- **MATERIAL TO PROCESS**

..............................

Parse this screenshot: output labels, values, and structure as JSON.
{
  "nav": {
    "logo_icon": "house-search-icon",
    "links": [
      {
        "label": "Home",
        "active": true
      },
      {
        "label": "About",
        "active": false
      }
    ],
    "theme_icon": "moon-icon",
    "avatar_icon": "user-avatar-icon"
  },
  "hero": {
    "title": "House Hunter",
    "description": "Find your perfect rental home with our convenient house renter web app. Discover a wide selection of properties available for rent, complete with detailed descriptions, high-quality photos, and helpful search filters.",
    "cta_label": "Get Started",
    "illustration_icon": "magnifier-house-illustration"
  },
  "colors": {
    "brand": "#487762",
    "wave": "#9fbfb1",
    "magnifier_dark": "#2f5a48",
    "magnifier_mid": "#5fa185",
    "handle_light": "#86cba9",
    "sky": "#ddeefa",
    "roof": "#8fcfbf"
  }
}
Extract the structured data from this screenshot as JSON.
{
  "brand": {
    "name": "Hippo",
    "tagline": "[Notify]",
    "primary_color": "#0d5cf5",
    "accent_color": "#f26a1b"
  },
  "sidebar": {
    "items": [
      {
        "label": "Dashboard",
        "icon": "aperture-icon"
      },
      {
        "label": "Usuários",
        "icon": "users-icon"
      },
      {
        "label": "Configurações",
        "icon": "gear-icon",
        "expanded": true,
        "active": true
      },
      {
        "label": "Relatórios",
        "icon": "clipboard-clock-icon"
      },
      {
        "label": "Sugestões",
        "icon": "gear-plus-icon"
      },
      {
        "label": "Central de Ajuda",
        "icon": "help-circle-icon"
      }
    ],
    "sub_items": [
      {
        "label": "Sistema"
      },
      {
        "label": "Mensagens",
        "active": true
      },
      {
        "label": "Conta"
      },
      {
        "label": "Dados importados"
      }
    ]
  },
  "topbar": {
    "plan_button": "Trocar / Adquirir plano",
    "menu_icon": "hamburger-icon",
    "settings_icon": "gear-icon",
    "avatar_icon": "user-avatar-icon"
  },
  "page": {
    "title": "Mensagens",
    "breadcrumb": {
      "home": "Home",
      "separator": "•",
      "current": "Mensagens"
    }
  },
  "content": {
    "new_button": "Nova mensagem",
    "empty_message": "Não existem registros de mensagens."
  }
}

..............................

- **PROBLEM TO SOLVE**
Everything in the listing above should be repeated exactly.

- **RESULT**
Parse this screenshot: output labels, values, and structure as JSON.
{
  "nav": {
    "logo_icon": "house-search-icon",
    "links": [
      {
        "label": "Home",
        "active": true
      },
      {
        "label": "About",
        "active": false
      }
    ],
    "theme_icon": "moon-icon",
    "avatar_icon": "user-avatar-icon"
  },
  "hero": {
    "title": "House Hunter",
    "description": "Find your perfect rental home with our convenient house renter web app. Discover a wide selection of properties available for rent, complete with detailed descriptions, high-quality photos, and helpful search filters.",
    "cta_label": "Get Started",
    "illustration_icon": "magnifier-house-illustration"
  },
  "colors": {
    "brand": "#487762",
    "wave": "#9fbfb1",
    "magnifier_dark": "#2f5a48",
    "magnifier_mid": "#5fa185",
    "handle_light": "#86cba9",
    "sky": "#ddeefa",
    "roof": "#8fcfbf"
  }
}
Extract the structured data from this screenshot as JSON.
{
  "brand": {
    "name": "Hippo",
    "tagline": "[Notify]",
    "primary_color": "#0d5cf5",
    "accent_color": "#f26a1b"
  },
  "sidebar": {
    "items": [
      {
        "label": "Dashboard",
        "icon": "aperture-icon"
      },
      {
        "label": "Usuários",
        "icon": "users-icon"
      },
      {
        "label": "Configurações",
        "icon": "gear-icon",
        "expanded": true,
        "active": true
      },
      {
        "label": "Relatórios",
        "icon": "clipboard-clock-icon"
      },
      {
        "label": "Sugestões",
        "icon": "gear-plus-icon"
      },
      {
        "label": "Central de Ajuda",
        "icon": "help-circle-icon"
      }
    ],
    "sub_items": [
      {
        "label": "Sistema"
      },
      {
        "label": "Mensagens",
        "active": true
      },
      {
        "label": "Conta"
      },
      {
        "label": "Dados importados"
      }
    ]
  },
  "topbar": {
    "plan_button": "Trocar / Adquirir plano",
    "menu_icon": "hamburger-icon",
    "settings_icon": "gear-icon",
    "avatar_icon": "user-avatar-icon"
  },
  "page": {
    "title": "Mensagens",
    "breadcrumb": {
      "home": "Home",
      "separator": "•",
      "current": "Mensagens"
    }
  },
  "content": {
    "new_button": "Nova mensagem",
    "empty_message": "Não existem registros de mensagens."
  }
}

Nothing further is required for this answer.